> [Aim of the task]: For each line below that includes the word "title", make a copy.

> [Study material]:

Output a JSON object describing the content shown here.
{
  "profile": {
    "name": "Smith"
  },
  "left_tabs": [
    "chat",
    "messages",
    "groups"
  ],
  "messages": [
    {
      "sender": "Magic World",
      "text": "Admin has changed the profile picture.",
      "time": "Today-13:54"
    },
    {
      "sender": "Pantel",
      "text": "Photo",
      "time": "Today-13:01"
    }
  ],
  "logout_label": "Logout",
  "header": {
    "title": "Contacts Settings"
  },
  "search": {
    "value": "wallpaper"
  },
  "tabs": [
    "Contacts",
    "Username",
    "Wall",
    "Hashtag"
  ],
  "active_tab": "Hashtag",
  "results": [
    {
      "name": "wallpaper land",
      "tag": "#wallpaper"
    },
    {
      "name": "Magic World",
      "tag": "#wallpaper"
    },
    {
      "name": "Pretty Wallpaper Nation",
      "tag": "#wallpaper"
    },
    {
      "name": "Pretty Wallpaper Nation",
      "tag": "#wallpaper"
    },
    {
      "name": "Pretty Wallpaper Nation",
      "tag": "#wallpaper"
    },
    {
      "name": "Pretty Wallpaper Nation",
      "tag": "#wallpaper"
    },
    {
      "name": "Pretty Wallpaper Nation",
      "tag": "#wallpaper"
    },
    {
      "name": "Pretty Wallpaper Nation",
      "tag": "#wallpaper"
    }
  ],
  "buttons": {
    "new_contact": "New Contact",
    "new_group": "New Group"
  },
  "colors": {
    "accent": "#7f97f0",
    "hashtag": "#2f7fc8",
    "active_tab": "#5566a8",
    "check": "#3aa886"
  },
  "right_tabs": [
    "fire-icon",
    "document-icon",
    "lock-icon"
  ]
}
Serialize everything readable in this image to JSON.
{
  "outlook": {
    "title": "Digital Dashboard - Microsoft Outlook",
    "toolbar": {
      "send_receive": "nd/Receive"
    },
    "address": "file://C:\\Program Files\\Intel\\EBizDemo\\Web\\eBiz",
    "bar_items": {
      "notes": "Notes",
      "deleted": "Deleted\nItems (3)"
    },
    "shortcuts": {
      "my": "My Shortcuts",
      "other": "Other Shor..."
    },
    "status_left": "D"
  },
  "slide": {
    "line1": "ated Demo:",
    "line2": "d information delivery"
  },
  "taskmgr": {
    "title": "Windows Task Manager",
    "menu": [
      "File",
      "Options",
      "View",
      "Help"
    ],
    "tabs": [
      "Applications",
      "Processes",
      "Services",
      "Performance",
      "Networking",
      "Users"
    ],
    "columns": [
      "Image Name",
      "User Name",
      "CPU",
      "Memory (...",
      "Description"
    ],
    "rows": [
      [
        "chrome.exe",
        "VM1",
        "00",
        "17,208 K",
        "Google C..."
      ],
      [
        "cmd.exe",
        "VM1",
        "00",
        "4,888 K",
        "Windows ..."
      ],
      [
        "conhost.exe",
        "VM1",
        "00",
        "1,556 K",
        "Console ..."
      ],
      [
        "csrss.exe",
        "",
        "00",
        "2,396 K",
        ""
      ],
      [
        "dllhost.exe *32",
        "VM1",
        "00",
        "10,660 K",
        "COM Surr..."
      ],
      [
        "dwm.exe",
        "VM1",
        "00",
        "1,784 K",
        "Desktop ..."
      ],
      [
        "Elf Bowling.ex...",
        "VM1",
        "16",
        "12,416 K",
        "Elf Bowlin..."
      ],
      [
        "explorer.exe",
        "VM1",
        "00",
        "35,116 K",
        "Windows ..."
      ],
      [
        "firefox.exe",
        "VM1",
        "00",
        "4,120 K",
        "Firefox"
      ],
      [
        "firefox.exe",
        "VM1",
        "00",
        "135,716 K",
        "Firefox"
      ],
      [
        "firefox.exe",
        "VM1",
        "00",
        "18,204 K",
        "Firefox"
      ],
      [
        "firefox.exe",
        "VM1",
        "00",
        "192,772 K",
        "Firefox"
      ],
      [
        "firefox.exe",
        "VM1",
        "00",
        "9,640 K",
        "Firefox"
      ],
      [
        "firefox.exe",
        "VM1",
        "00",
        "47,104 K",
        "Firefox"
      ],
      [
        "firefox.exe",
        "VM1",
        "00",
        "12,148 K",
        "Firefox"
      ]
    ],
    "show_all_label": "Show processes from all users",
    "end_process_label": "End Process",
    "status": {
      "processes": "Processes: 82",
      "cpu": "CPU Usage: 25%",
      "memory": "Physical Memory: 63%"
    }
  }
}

> [Written response]:
    "title": "Contacts Settings"
    "title": "Digital Dashboard - Microsoft Outlook",
    "title": "Windows Task Manager",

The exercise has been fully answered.